### Instructions for the task
Apart from the images, repeat the data below exactly as written.

### Data for the task
◆ ◆ ◆ ◆

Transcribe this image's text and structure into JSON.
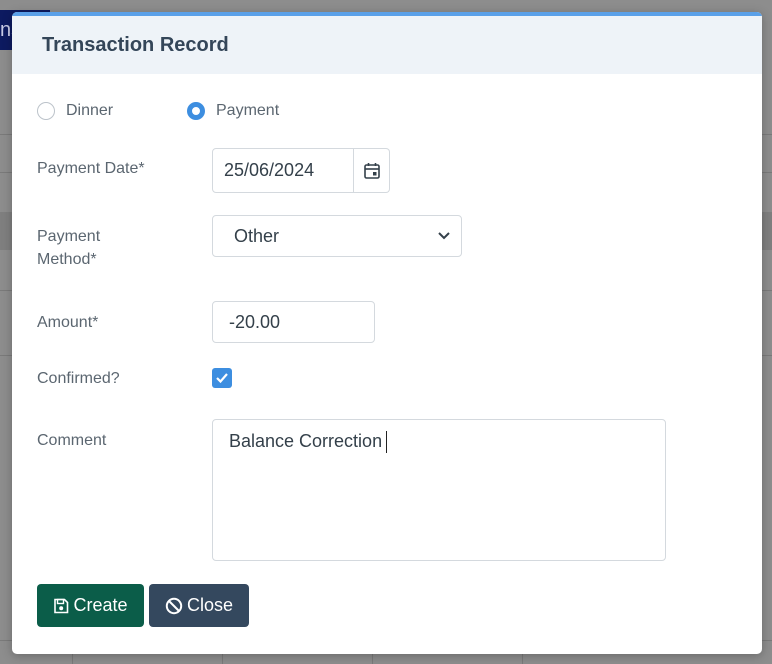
{
  "background": {
    "tab_text": "ns"
  },
  "modal": {
    "title": "Transaction Record",
    "type_options": [
      {
        "label": "Dinner",
        "selected": false
      },
      {
        "label": "Payment",
        "selected": true
      }
    ],
    "payment_date": {
      "label": "Payment Date*",
      "value": "25/06/2024",
      "icon": "calendar-icon"
    },
    "payment_method": {
      "label_line1": "Payment",
      "label_line2": "Method*",
      "value": "Other",
      "icon": "chevron-down-icon"
    },
    "amount": {
      "label": "Amount*",
      "value": "-20.00"
    },
    "confirmed": {
      "label": "Confirmed?",
      "checked": true
    },
    "comment": {
      "label": "Comment",
      "value": "Balance Correction"
    },
    "buttons": {
      "create": {
        "label": "Create",
        "icon": "floppy-disk-icon"
      },
      "close": {
        "label": "Close",
        "icon": "ban-icon"
      }
    }
  },
  "colors": {
    "accent": "#3d8ee0",
    "create_button": "#0b5d49",
    "close_button": "#34485e",
    "header_bg": "#eef3f8"
  }
}
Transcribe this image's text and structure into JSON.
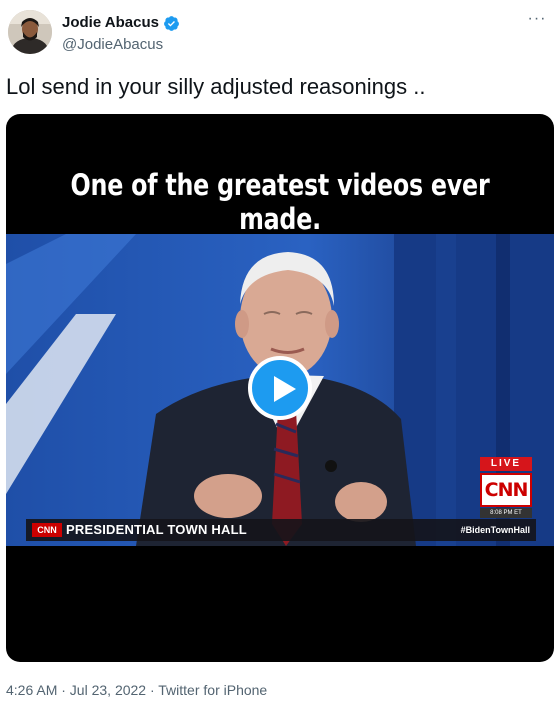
{
  "author": {
    "display_name": "Jodie Abacus",
    "handle": "@JodieAbacus",
    "avatar_icon": "user-avatar",
    "verified_icon": "verified-badge-icon"
  },
  "more_label": "···",
  "tweet_text": "Lol send in your silly adjusted reasonings ..",
  "media": {
    "caption": "One of the greatest videos ever made.",
    "play_icon": "play-icon",
    "broadcast": {
      "live_label": "LIVE",
      "network_logo": "CNN",
      "time": "8:08 PM ET",
      "lower_third_logo": "CNN",
      "lower_third_title": "PRESIDENTIAL TOWN HALL",
      "hashtag": "#BidenTownHall"
    }
  },
  "meta": "4:26 AM · Jul 23, 2022 · Twitter for iPhone",
  "colors": {
    "accent": "#1d9bf0",
    "secondary_text": "#536471",
    "cnn_red": "#cc0000"
  }
}
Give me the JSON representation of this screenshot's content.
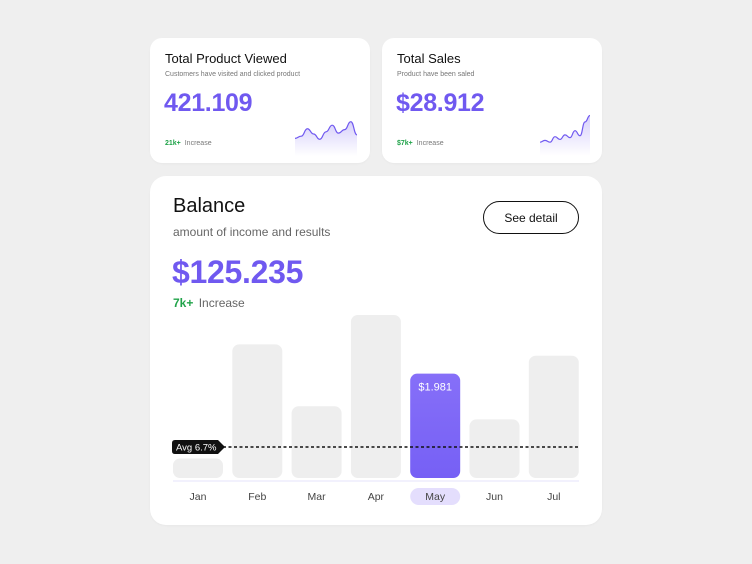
{
  "cards": [
    {
      "title": "Total Product Viewed",
      "subtitle": "Customers have visited and clicked product",
      "value": "421.109",
      "increase_num": "21k+",
      "increase_label": "Increase",
      "sparkline": [
        0.4,
        0.45,
        0.62,
        0.5,
        0.38,
        0.55,
        0.7,
        0.52,
        0.6,
        0.78,
        0.48
      ]
    },
    {
      "title": "Total Sales",
      "subtitle": "Product have been saled",
      "value": "$28.912",
      "increase_num": "$7k+",
      "increase_label": "Increase",
      "sparkline": [
        0.3,
        0.34,
        0.3,
        0.42,
        0.36,
        0.46,
        0.4,
        0.55,
        0.44,
        0.74,
        0.88
      ]
    }
  ],
  "balance": {
    "title": "Balance",
    "subtitle": "amount of income and results",
    "value": "$125.235",
    "increase_num": "7k+",
    "increase_label": "Increase",
    "detail_button": "See detail"
  },
  "chart_data": {
    "type": "bar",
    "categories": [
      "Jan",
      "Feb",
      "Mar",
      "Apr",
      "May",
      "Jun",
      "Jul"
    ],
    "values": [
      0.12,
      0.82,
      0.44,
      1.0,
      0.64,
      0.36,
      0.75
    ],
    "highlighted": "May",
    "highlight_label": "$1.981",
    "average_label": "Avg 6.7%",
    "average_level": 0.19,
    "ylim": [
      0,
      1
    ],
    "colors": {
      "bar": "#eeeeee",
      "highlight": "#7660f5",
      "highlight_light": "#866ff8",
      "axis": "#e6e3fb",
      "month_pill": "#e4defd"
    }
  },
  "colors": {
    "accent": "#7059f0",
    "positive": "#21a34a"
  }
}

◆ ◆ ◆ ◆

### Solved problem
Transcribe this image's text and structure into JSON.
{
  "background": {
    "tab_text": "ns"
  },
  "modal": {
    "title": "Transaction Record",
    "type_options": [
      {
        "label": "Dinner",
        "selected": false
      },
      {
        "label": "Payment",
        "selected": true
      }
    ],
    "payment_date": {
      "label": "Payment Date*",
      "value": "25/06/2024",
      "icon": "calendar-icon"
    },
    "payment_method": {
      "label_line1": "Payment",
      "label_line2": "Method*",
      "value": "Other",
      "icon": "chevron-down-icon"
    },
    "amount": {
      "label": "Amount*",
      "value": "-20.00"
    },
    "confirmed": {
      "label": "Confirmed?",
      "checked": true
    },
    "comment": {
      "label": "Comment",
      "value": "Balance Correction"
    },
    "buttons": {
      "create": {
        "label": "Create",
        "icon": "floppy-disk-icon"
      },
      "close": {
        "label": "Close",
        "icon": "ban-icon"
      }
    }
  },
  "colors": {
    "accent": "#3d8ee0",
    "create_button": "#0b5d49",
    "close_button": "#34485e",
    "header_bg": "#eef3f8"
  }
}
Transcribe this image's text and structure into JSON.
{
  "author": {
    "display_name": "Jodie Abacus",
    "handle": "@JodieAbacus",
    "avatar_icon": "user-avatar",
    "verified_icon": "verified-badge-icon"
  },
  "more_label": "···",
  "tweet_text": "Lol send in your silly adjusted reasonings ..",
  "media": {
    "caption": "One of the greatest videos ever made.",
    "play_icon": "play-icon",
    "broadcast": {
      "live_label": "LIVE",
      "network_logo": "CNN",
      "time": "8:08 PM ET",
      "lower_third_logo": "CNN",
      "lower_third_title": "PRESIDENTIAL TOWN HALL",
      "hashtag": "#BidenTownHall"
    }
  },
  "meta": "4:26 AM · Jul 23, 2022 · Twitter for iPhone",
  "colors": {
    "accent": "#1d9bf0",
    "secondary_text": "#536471",
    "cnn_red": "#cc0000"
  }
}
Give me the JSON representation of this screenshot's content.
{
  "cards": [
    {
      "title": "Total Product Viewed",
      "subtitle": "Customers have visited and clicked product",
      "value": "421.109",
      "increase_num": "21k+",
      "increase_label": "Increase",
      "sparkline": [
        0.4,
        0.45,
        0.62,
        0.5,
        0.38,
        0.55,
        0.7,
        0.52,
        0.6,
        0.78,
        0.48
      ]
    },
    {
      "title": "Total Sales",
      "subtitle": "Product have been saled",
      "value": "$28.912",
      "increase_num": "$7k+",
      "increase_label": "Increase",
      "sparkline": [
        0.3,
        0.34,
        0.3,
        0.42,
        0.36,
        0.46,
        0.4,
        0.55,
        0.44,
        0.74,
        0.88
      ]
    }
  ],
  "balance": {
    "title": "Balance",
    "subtitle": "amount of income and results",
    "value": "$125.235",
    "increase_num": "7k+",
    "increase_label": "Increase",
    "detail_button": "See detail"
  },
  "chart_data": {
    "type": "bar",
    "categories": [
      "Jan",
      "Feb",
      "Mar",
      "Apr",
      "May",
      "Jun",
      "Jul"
    ],
    "values": [
      0.12,
      0.82,
      0.44,
      1.0,
      0.64,
      0.36,
      0.75
    ],
    "highlighted": "May",
    "highlight_label": "$1.981",
    "average_label": "Avg 6.7%",
    "average_level": 0.19,
    "ylim": [
      0,
      1
    ],
    "colors": {
      "bar": "#eeeeee",
      "highlight": "#7660f5",
      "highlight_light": "#866ff8",
      "axis": "#e6e3fb",
      "month_pill": "#e4defd"
    }
  },
  "colors": {
    "accent": "#7059f0",
    "positive": "#21a34a"
  }
}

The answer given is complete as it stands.